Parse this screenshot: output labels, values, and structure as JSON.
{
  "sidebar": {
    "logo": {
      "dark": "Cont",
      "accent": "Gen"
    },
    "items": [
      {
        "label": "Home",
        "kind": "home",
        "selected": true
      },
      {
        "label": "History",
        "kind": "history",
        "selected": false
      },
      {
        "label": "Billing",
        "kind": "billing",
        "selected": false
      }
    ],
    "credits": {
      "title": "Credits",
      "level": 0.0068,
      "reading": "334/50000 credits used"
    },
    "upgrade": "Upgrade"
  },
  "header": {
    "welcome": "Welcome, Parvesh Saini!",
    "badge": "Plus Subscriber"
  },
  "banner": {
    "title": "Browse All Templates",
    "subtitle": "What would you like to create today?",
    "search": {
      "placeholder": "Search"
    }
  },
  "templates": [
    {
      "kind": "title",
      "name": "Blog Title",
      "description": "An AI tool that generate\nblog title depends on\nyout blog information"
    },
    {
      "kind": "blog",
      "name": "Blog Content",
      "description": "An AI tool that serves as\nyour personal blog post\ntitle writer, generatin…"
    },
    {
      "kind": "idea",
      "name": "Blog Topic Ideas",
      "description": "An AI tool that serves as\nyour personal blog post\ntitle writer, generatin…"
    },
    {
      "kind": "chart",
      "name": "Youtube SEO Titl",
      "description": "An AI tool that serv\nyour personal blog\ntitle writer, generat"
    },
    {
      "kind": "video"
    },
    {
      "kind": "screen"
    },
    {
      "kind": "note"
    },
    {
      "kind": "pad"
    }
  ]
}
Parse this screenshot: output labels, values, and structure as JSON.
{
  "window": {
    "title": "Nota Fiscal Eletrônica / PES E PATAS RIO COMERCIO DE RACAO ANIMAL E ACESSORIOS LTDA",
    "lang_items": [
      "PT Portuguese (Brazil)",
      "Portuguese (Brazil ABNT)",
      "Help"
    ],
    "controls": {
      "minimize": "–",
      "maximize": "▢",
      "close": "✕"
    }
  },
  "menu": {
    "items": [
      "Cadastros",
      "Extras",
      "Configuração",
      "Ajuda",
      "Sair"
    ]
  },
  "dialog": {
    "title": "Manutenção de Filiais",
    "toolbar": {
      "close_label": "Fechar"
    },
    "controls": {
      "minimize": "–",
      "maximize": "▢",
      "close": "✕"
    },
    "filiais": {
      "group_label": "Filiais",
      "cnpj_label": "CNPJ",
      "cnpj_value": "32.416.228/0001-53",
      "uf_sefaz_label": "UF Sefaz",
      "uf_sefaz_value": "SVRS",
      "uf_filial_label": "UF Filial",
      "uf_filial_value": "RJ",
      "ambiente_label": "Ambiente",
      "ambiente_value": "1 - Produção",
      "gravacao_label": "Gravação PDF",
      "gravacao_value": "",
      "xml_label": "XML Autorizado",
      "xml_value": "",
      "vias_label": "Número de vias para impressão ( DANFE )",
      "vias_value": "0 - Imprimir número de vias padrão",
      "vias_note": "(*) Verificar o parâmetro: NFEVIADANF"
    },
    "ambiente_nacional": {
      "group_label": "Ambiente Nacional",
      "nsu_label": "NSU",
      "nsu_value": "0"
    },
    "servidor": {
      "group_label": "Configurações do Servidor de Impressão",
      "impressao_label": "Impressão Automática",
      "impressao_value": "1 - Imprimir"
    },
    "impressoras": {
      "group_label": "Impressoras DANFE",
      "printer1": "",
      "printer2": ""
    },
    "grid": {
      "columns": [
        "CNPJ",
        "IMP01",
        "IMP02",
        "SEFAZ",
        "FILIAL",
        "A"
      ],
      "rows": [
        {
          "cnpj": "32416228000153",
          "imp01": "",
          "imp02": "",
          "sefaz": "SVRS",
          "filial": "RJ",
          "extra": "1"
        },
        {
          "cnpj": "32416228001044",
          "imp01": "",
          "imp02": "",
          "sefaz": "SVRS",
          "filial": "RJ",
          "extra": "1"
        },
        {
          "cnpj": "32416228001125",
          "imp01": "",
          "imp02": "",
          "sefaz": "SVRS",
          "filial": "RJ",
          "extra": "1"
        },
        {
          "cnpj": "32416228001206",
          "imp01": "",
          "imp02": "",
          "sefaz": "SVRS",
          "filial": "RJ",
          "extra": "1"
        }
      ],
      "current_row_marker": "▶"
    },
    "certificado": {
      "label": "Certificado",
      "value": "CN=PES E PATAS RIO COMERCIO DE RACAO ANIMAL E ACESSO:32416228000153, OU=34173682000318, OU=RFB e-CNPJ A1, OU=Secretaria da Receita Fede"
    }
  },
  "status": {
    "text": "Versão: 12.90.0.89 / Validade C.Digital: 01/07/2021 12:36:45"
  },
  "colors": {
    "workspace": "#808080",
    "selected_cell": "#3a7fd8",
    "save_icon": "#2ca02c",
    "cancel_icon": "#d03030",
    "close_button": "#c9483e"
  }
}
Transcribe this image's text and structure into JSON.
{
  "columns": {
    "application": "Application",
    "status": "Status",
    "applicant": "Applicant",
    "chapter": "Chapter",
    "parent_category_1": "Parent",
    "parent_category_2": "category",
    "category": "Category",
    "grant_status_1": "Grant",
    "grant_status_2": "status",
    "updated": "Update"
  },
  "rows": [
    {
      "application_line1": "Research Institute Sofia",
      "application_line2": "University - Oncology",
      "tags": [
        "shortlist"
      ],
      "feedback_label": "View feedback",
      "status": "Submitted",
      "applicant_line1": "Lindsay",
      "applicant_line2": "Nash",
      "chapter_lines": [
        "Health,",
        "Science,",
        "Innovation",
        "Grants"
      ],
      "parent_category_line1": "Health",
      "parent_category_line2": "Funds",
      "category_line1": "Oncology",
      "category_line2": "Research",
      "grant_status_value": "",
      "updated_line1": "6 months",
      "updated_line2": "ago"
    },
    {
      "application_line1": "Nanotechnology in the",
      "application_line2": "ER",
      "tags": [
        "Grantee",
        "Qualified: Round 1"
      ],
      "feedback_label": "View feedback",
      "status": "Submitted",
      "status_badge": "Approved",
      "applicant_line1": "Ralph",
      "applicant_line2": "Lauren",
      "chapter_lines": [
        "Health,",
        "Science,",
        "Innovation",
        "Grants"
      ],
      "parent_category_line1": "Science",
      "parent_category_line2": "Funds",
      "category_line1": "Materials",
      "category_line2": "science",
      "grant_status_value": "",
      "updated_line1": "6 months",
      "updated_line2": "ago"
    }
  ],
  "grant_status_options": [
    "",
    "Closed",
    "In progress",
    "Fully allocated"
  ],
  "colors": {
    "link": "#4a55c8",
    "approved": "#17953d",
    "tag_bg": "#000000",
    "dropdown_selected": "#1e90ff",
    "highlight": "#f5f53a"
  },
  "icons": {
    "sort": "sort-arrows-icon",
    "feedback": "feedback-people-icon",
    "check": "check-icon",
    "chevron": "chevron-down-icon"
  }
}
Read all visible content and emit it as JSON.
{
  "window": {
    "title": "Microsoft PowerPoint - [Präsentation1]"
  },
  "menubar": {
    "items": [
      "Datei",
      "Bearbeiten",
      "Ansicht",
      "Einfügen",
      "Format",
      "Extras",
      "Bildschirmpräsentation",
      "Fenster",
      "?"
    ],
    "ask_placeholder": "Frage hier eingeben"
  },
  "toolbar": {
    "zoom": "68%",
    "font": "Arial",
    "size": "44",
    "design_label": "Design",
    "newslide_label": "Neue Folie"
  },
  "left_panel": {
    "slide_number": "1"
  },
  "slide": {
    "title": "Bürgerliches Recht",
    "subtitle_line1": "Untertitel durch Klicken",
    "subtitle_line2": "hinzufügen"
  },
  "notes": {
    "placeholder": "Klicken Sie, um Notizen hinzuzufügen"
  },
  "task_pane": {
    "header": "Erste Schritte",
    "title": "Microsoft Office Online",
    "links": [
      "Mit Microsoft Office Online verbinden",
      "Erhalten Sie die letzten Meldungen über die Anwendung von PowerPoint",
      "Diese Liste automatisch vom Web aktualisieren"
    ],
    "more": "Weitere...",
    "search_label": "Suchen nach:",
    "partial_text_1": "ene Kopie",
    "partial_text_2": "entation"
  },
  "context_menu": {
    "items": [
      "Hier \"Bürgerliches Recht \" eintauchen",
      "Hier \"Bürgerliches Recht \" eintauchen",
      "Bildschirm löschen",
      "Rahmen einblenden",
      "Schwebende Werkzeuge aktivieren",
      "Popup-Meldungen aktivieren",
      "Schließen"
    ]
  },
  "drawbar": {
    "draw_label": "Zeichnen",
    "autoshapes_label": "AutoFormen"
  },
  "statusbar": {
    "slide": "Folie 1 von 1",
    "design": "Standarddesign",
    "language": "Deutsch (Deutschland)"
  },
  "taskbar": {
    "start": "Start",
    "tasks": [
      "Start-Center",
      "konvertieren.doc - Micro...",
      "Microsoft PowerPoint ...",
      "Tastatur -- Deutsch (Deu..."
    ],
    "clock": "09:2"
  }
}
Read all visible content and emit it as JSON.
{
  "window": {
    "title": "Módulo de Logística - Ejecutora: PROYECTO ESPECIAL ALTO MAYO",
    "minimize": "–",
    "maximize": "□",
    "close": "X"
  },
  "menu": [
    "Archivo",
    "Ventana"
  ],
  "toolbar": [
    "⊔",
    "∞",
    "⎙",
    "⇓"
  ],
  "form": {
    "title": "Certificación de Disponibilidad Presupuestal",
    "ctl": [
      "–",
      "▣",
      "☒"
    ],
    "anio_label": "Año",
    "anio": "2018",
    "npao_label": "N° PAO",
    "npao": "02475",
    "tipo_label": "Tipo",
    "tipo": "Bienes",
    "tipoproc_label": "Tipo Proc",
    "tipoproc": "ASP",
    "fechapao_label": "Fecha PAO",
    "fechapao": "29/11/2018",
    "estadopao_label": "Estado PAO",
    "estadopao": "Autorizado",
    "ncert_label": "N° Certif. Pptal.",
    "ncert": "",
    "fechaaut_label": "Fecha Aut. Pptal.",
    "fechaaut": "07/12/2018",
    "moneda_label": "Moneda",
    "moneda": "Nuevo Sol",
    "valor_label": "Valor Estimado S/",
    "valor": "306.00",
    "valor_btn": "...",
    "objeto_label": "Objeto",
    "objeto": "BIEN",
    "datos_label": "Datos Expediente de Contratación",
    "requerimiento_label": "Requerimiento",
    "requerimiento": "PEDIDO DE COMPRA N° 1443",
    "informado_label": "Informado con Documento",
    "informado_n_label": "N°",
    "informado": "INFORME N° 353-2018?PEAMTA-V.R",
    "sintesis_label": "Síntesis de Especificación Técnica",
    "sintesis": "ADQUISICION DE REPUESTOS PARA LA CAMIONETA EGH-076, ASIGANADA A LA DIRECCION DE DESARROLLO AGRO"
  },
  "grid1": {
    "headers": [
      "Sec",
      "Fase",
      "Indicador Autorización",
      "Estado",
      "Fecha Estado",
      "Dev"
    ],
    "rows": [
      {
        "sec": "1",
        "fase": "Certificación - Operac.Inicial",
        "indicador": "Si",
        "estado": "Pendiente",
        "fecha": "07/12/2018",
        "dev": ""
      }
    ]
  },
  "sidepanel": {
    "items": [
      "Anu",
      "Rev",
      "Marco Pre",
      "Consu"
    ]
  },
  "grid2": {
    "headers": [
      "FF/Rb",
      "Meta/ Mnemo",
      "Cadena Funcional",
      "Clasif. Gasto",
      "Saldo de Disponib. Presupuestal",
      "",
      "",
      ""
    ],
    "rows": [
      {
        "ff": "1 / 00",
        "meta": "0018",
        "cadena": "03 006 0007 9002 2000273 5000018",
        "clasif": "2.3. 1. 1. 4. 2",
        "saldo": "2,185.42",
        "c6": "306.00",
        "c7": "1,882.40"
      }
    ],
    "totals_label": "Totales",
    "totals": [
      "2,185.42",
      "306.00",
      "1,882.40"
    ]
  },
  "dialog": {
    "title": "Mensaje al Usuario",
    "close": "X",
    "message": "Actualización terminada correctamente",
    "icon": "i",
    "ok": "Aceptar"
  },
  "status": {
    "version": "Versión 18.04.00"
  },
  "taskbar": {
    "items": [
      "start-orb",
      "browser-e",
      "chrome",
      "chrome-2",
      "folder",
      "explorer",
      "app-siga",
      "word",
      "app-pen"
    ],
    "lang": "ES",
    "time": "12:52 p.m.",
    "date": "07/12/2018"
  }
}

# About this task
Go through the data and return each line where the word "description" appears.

# Answer below
      "description": "An AI tool that generate\nblog title depends on\nyout blog information"
      "description": "An AI tool that serves as\nyour personal blog post\ntitle writer, generatin…"
      "description": "An AI tool that serves as\nyour personal blog post\ntitle writer, generatin…"
      "description": "An AI tool that serv\nyour personal blog\ntitle writer, generat"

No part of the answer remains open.